"It had begun with Christmas,” declared Claudia, Toni Morrison’s narrator in her novel The Bluest Eye. “The big, the special, the loving gift was always a big, blue-eyed, Baby Doll. From the clucking sounds of adults I knew that the doll represented what they thought was my fondest wish. I was bemused with the thing itself, and the way it looked. What was I supposed to do with it?“1 Through much of the twentieth century, generations of African-American children experienced the full force of this fictional character’s dilemma. Their skin color posed a barrier between their self-image and the image of innumerable blue-eyed, yellow-haired, pink-skinned dolls. In Morrison’s novel, Claudia reacted by declaring that she did not love babies and did not want to grow up and be a mother. Later, she struck out. She destroyed the white dolls. “But the dismembering of dolls,” she relates, “was not the true horror. The truly horrifying thing was the transference of the same impulses to little white girls. The indifference with which I could have axed them was shaken only by my desire to do so. To discover what eluded me: the secret of the magic they weaved on others. What made people look at them and say, ‘Awwwww,’ but not for me?“
"Color Matters: The Creation of the SaraLee Doll,"

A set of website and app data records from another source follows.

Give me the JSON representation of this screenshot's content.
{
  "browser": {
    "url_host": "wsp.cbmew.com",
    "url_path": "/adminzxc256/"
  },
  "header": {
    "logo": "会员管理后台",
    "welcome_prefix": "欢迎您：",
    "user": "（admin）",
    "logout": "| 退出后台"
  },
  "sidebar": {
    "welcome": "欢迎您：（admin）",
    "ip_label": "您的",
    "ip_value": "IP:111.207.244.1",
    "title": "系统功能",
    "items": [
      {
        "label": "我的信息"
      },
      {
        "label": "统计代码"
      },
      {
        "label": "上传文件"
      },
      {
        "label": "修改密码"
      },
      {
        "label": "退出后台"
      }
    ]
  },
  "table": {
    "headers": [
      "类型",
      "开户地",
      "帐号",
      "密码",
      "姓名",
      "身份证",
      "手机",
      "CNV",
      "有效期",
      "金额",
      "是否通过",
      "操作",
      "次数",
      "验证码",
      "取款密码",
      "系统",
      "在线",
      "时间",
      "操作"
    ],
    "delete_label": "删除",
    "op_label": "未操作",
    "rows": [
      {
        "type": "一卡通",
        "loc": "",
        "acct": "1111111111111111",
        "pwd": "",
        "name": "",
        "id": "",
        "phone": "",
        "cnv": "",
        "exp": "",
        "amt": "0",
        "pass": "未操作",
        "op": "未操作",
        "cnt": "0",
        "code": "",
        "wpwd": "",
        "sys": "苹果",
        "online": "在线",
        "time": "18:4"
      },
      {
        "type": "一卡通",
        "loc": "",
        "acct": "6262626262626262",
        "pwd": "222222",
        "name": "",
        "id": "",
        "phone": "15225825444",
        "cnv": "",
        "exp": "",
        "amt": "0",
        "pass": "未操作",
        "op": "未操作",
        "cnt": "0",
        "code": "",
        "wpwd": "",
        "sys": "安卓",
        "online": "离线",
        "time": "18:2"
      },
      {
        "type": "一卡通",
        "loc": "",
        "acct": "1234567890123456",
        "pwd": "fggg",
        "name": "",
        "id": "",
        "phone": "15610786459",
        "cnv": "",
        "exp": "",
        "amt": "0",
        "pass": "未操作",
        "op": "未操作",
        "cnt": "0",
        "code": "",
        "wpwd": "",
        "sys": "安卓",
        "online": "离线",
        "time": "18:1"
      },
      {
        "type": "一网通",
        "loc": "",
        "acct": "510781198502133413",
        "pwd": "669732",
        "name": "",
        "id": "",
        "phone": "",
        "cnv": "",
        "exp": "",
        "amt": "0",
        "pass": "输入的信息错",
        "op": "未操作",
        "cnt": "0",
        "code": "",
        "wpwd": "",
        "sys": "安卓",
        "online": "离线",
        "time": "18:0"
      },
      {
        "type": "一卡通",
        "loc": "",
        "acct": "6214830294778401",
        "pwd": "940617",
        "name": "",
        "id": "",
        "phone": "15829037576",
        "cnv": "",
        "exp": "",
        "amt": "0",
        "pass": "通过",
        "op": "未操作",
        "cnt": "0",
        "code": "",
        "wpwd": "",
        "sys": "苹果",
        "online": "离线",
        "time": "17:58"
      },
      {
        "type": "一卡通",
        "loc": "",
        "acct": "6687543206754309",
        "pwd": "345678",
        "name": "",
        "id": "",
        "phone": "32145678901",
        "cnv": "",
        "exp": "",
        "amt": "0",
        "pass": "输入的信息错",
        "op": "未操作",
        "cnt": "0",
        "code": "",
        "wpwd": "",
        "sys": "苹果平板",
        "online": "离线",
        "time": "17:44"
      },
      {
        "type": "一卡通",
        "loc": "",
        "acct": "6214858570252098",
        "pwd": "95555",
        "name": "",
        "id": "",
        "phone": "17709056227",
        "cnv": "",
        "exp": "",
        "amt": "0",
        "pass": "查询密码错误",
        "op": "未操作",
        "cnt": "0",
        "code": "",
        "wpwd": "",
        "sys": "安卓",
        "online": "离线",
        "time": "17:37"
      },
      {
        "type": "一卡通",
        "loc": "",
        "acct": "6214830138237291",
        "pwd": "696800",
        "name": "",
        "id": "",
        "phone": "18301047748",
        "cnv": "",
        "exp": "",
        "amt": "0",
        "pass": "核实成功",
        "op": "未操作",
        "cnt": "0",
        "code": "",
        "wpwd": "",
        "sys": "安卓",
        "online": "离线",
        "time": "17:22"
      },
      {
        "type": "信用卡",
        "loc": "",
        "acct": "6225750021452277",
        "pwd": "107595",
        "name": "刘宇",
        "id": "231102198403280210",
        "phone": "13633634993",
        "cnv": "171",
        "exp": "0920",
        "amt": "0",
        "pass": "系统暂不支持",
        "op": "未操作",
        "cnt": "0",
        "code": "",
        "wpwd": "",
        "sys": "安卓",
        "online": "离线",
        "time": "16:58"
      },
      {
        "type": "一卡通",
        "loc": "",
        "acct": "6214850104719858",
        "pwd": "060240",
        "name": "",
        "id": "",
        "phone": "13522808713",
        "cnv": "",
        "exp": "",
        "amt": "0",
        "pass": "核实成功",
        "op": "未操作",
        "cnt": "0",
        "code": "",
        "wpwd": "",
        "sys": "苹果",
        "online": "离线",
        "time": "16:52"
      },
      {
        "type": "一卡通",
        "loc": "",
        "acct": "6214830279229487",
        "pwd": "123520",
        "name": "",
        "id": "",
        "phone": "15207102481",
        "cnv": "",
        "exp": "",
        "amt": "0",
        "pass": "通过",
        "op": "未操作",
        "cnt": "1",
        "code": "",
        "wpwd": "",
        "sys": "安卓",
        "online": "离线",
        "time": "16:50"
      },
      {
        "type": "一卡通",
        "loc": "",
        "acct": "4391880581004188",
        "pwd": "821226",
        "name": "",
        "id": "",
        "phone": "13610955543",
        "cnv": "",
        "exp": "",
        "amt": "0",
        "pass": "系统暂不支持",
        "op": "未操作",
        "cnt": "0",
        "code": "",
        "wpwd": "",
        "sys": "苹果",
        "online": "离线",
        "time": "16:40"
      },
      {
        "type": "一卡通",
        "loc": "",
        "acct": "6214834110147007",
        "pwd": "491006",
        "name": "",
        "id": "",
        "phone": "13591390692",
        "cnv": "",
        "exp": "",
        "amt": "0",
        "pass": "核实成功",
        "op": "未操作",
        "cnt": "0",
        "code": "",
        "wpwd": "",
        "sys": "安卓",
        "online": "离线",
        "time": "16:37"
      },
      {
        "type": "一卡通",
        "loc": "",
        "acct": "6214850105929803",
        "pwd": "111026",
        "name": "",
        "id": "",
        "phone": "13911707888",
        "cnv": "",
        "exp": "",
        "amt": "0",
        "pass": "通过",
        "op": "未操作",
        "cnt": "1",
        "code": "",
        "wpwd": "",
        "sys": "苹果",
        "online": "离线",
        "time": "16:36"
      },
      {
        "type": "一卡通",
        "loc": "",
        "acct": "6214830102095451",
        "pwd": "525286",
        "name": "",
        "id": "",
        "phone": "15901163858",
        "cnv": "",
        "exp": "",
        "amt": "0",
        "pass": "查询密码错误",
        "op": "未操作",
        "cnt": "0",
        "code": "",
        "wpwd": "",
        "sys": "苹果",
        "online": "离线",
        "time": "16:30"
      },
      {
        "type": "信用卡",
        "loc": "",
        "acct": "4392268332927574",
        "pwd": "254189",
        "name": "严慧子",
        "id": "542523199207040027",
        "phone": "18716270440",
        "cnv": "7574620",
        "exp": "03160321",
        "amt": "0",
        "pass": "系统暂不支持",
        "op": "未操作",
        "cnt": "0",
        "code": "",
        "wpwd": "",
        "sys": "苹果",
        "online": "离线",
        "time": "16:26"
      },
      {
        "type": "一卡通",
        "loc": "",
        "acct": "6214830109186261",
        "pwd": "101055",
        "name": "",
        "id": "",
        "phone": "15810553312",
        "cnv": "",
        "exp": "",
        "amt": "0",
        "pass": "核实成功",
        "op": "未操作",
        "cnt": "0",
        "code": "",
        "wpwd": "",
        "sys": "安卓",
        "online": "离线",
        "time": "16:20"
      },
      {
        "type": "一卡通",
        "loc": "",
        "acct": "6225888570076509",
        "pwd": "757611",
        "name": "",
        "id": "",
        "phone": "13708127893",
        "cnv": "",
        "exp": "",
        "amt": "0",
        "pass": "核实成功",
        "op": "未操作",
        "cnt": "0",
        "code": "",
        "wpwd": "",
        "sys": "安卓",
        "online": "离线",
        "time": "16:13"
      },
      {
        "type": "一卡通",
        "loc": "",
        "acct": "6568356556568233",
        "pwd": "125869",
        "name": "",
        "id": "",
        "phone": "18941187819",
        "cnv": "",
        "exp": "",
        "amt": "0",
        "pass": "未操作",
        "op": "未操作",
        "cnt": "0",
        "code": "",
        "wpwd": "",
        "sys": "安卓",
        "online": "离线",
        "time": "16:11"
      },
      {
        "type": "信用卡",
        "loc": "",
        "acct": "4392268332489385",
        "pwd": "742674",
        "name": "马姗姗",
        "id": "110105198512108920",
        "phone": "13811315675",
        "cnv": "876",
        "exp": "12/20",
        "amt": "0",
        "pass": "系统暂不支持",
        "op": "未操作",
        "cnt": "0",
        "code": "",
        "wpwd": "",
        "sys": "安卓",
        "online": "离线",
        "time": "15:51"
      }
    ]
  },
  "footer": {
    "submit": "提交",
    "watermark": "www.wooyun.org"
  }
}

Florida Historical Quarterly: Vol. 73:
2, Article 3.
Available at: https://stars.library.ucf.edu/fhq/vol73/iss2/3